I’m happy to see that you’re seeing the wins pull through. I do hear about the debugger stalls though. Just to make sure I have it, when you say stall, you do must mean delay and not crash correct? For VS 2019 16.0 with the type filtering, you will see some potential reduction in debugger delays. Fast link avoids type merging but making the debugger use a more complicated look up that is order the number of records that can be looked up by name. Since we reduced the types that means less records that can be looked up by name so you should see some improvement (but it’s still not O(1) like the hash based look up used by the debugger with /debug:full)
It seems a bit weird that the intro says these are gains on top of the 16.0 release, but that all the charts compare to the 15.9 release. How much of the changes to the “fundamentals” counts toward the 3.5x improvement versus how much came from the 15.9->16.0 upgrade?
Not sure if this was in the original article but towards the end, there’s this chart that compares 15.9, 16.0, and 16.2. The intro did come off as a bit manipulative.
Sorry this came off as shady. I was really trying to make sure that the cursory reader was getting a clear message about the size of the win to be had from upgrading to 16.2 from 15.9. We went through a bunch of iterations on the data and the complete set of data lookd pretty busy with both /debug:full, /debug:fastlink, across three releases. I’m in process with a follow up blog with more of the breakdown of the numbers. So stay tuned.
Great news. We have a 100+ project based application using DLL’s. Recently we discovered that using static libraries might gain a 15% performance increase in certain scenario’s. Unfortunately the linking is really slow for release builds (> 5 minutes). We are still using the 14.14 toolset since going to another toolset / Visual Studio takes time which is always scarce.

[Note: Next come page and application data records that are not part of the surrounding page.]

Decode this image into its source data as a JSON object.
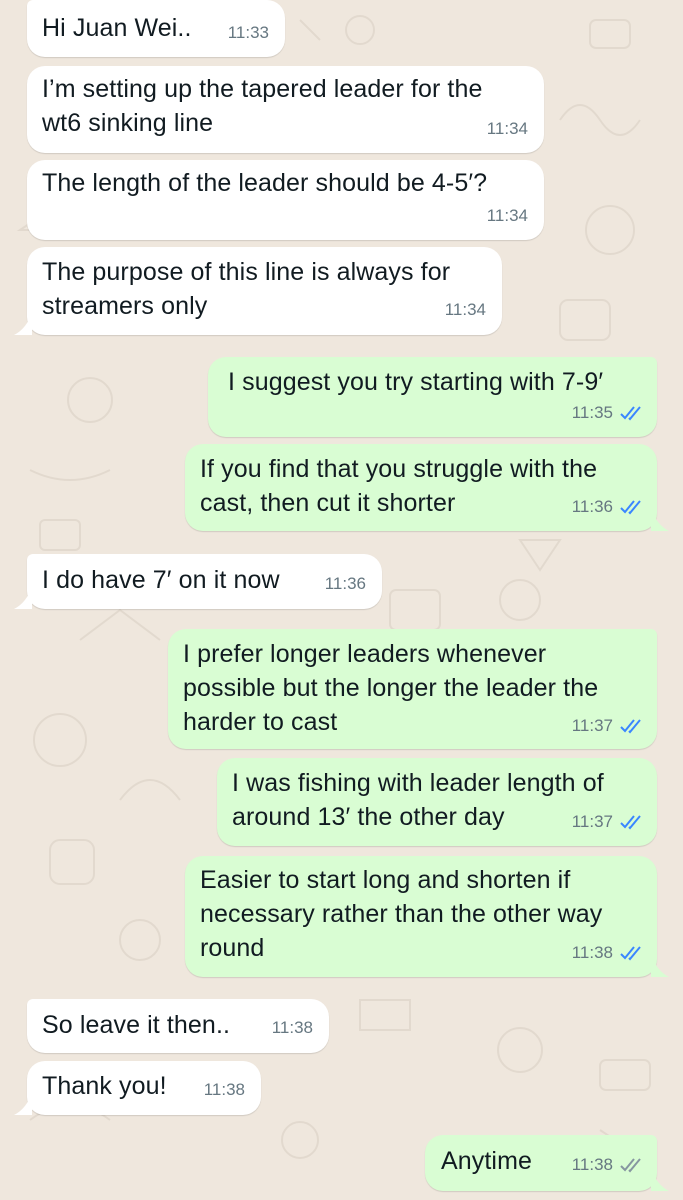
{
  "colors": {
    "incoming_bubble": "#ffffff",
    "outgoing_bubble": "#d9fdd3",
    "read_ticks": "#3a86ff",
    "delivered_ticks": "#8696a0",
    "wallpaper": "#efe7dd"
  },
  "messages": [
    {
      "direction": "incoming",
      "text": "Hi Juan Wei..",
      "time": "11:33"
    },
    {
      "direction": "incoming",
      "text": "I’m setting up the tapered leader for the\nwt6 sinking line",
      "time": "11:34"
    },
    {
      "direction": "incoming",
      "text": "The length of the leader should be 4-5′?",
      "time": "11:34"
    },
    {
      "direction": "incoming",
      "text": "The purpose of this line is always for\nstreamers only",
      "time": "11:34"
    },
    {
      "direction": "outgoing",
      "text": "I suggest you try starting with 7-9′",
      "time": "11:35",
      "status": "read",
      "status_icon": "double-check-icon"
    },
    {
      "direction": "outgoing",
      "text": "If you find that you struggle with the\ncast, then cut it shorter",
      "time": "11:36",
      "status": "read",
      "status_icon": "double-check-icon"
    },
    {
      "direction": "incoming",
      "text": "I do have 7′ on it now",
      "time": "11:36"
    },
    {
      "direction": "outgoing",
      "text": "I prefer longer leaders whenever\npossible but the longer the leader the\nharder to cast",
      "time": "11:37",
      "status": "read",
      "status_icon": "double-check-icon"
    },
    {
      "direction": "outgoing",
      "text": "I was fishing with leader length of\naround 13′ the other day",
      "time": "11:37",
      "status": "read",
      "status_icon": "double-check-icon"
    },
    {
      "direction": "outgoing",
      "text": "Easier to start long and shorten if\nnecessary rather than the other way\nround",
      "time": "11:38",
      "status": "read",
      "status_icon": "double-check-icon"
    },
    {
      "direction": "incoming",
      "text": "So leave it then..",
      "time": "11:38"
    },
    {
      "direction": "incoming",
      "text": "Thank you!",
      "time": "11:38"
    },
    {
      "direction": "outgoing",
      "text": "Anytime",
      "time": "11:38",
      "status": "delivered",
      "status_icon": "double-check-icon"
    }
  ]
}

Just saw that in your Hostx64\x64 folder you have tbbmalloc.dll since 14.22.27905 compilers (I usually install all compilers). Simply wondering, was memory allocation an issue? (Assuming it was done through multiple threads).
Also what led to the choice of tbbmalloc, vs say jemalloc, or others – how about Microsoft’s own – https://github.com/microsoft/mimalloc
Simply asking, as someone who run into this problem, and with the help of mimalloc we were able to aleviate our problems.